For two adjoining plots of land, each owner can plant the trees, bushes and shrubs of their choice, more or less where they want, provided that they are not more than two metres high. If they are higher than that, the law states that they should be planted at least two metres from the boundary between the two properties.
You therefore need to consider how your plants will grow and make your choices accordingly. If you can keep your plants under two metres high, for example if you have a hedge planted along the boundary of your property that is okay. Alternatively, if the height will be over two metres high you will need to plant it far enough away, so the plants can grow higher without breaking the law.
With regard to the boundary between the properties, if it’s a wall that is not shared, only the owner of the wall can plant espalier trees against it (keeping them below two metres high).
You can also choose with your neighbour to establish a shared hedge on the boundary between your two properties. In this case, you will both be responsible for its upkeep.
If the distance rules are not complied with
If your neighbour’s plants encroach on your land, you do not automatically have the right to take your chainsaw to cut them all down.
You are permitted to cut roots and twigs “advancing” onto your land. You can also gather fruit from branches that overhang your garden.
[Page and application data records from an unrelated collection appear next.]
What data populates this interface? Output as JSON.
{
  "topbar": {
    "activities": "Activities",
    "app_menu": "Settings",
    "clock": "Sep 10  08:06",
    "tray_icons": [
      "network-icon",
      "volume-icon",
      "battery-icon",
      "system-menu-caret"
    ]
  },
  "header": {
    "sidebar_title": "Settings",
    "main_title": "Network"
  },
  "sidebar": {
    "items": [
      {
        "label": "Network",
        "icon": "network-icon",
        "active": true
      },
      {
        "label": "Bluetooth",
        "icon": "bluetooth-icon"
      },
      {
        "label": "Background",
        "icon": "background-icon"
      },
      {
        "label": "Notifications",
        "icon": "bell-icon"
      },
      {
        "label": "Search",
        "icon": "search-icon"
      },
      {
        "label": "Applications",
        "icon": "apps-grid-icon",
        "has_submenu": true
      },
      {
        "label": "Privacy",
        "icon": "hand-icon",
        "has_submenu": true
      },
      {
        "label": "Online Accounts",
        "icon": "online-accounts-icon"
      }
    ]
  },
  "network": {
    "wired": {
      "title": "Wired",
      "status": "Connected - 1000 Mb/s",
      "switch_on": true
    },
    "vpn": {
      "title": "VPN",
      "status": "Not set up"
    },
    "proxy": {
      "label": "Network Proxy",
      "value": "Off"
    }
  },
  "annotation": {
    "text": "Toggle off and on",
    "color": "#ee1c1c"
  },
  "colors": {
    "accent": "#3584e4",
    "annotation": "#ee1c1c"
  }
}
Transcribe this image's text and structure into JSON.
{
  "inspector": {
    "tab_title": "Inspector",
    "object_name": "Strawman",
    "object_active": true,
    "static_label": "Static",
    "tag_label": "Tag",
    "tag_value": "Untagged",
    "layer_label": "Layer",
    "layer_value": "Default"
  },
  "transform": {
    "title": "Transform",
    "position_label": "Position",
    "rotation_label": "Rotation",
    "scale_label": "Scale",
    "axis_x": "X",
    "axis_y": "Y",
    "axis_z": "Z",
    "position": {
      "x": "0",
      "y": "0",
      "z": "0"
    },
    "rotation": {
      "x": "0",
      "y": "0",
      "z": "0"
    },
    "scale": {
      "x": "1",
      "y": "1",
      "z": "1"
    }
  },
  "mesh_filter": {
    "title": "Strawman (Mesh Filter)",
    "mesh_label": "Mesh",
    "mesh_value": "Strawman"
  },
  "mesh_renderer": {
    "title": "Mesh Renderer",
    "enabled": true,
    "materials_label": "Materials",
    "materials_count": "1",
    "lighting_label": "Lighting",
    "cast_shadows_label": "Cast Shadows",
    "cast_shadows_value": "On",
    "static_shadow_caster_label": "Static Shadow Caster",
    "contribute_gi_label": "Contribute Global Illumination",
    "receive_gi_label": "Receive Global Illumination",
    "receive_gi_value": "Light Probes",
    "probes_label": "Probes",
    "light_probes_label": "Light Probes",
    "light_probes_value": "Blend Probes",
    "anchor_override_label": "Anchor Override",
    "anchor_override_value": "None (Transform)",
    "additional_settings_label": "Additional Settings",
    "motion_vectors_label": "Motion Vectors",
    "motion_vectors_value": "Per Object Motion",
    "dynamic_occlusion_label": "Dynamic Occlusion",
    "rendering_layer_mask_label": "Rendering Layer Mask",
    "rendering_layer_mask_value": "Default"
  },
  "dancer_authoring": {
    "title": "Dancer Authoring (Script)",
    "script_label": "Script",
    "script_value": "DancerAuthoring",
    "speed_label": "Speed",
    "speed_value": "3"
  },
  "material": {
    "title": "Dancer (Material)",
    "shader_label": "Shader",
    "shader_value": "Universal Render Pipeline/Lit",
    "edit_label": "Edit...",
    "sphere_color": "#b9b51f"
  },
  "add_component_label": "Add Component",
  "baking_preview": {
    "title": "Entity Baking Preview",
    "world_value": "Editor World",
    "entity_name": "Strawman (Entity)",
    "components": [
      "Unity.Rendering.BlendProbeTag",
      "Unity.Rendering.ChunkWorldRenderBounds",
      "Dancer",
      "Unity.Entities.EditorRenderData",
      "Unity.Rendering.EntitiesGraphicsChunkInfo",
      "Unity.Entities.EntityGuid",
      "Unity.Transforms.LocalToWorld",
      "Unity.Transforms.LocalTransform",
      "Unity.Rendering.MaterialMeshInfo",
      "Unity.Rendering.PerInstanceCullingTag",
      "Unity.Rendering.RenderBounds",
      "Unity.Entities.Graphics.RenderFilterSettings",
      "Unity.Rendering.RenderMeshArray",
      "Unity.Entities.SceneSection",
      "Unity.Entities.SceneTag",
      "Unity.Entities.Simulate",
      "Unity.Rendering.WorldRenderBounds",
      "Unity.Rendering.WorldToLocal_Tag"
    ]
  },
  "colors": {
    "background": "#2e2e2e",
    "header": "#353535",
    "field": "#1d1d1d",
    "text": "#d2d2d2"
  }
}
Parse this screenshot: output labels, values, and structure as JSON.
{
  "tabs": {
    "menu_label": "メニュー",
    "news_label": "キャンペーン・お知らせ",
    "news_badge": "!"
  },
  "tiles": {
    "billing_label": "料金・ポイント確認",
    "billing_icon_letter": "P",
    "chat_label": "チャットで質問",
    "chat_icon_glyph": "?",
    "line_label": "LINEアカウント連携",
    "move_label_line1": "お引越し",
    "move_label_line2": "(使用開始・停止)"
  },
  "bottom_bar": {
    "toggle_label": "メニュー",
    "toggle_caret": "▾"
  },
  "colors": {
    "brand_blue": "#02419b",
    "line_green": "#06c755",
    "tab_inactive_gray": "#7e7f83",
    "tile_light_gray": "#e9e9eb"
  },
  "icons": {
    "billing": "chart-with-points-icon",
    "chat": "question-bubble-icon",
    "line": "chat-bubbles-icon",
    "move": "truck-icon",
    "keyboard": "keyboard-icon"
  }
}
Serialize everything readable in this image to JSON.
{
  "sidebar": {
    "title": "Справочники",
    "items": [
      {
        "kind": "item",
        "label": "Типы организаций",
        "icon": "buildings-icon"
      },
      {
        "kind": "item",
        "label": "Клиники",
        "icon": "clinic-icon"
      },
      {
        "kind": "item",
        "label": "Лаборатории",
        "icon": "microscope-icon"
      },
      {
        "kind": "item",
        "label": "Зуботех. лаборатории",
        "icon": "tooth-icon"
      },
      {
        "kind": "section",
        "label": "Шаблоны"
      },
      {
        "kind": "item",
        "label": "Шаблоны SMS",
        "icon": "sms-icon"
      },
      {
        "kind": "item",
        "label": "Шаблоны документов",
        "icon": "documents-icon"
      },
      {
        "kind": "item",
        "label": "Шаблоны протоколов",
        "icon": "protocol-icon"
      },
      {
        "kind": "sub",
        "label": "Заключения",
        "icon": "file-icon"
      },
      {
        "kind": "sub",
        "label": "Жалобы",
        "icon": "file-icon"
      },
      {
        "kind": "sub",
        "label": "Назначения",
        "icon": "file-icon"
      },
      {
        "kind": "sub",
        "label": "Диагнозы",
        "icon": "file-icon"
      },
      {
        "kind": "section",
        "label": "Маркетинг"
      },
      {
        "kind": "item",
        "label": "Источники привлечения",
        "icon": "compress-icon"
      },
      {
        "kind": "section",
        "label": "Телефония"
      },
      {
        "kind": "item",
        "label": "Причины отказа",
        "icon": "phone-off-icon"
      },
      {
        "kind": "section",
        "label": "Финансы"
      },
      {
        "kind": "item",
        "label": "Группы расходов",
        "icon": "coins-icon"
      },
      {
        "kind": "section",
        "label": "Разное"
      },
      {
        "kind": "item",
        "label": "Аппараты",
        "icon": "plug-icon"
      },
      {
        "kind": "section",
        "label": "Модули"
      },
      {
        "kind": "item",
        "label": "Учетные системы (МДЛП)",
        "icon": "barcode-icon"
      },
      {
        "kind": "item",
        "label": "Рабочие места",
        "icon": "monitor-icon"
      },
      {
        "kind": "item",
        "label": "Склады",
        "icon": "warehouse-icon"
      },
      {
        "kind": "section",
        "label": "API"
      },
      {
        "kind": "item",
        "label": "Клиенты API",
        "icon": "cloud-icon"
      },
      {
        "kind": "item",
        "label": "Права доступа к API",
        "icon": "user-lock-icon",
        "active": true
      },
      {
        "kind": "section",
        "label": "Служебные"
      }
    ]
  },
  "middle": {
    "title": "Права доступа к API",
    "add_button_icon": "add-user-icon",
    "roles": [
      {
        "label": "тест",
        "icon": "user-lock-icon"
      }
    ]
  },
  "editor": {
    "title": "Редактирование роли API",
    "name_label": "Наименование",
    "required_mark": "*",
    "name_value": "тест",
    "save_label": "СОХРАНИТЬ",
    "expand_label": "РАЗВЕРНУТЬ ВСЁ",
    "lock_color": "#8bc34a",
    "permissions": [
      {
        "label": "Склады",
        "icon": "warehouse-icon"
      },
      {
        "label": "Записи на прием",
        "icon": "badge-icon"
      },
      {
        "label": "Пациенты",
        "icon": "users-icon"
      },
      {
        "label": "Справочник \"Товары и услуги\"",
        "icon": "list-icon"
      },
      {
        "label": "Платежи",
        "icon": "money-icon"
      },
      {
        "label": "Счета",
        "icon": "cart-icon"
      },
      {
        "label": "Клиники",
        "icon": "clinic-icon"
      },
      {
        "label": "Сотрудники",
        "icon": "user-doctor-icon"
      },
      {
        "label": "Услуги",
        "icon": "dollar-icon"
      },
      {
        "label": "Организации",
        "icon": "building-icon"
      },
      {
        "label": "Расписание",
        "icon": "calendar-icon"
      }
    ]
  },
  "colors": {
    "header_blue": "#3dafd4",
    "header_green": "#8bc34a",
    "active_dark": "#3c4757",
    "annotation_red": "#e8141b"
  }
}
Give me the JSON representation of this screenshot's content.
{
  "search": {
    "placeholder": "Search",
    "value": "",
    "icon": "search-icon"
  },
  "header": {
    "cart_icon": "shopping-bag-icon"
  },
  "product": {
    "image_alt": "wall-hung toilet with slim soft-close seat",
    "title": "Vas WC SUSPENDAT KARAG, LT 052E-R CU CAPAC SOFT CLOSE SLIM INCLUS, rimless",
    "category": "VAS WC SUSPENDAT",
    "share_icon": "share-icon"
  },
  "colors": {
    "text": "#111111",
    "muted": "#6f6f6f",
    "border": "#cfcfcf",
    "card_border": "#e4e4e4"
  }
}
However, if you want to remove branches, you must ask the owner: you are not allowed to cut them yourself.
A few exceptions
There are at least three instances when you can let trees and shrubs grow more than two metres tall, even when they are quite close to the neighbouring property:
- You have a boundary agreement with your neighbour and can prove it (with an official deed)
- A quasi-easement: this means that the trees were planted at a time when the two plots formed a single property and, therefore, that the boundary was created after the trees were planted
- The ten-year time limit:your trees and shrubs have not complied with the legal distances for more than ten years and, during this time, your neighbour has not brought any legal action to have your trees pulled out or cut down to two metres high.
If your property runs alongside a road, railway or byway, other regulations regarding planting distances apply. Some towns and cities also issue derogations, so you should consult your municipality’s regulations.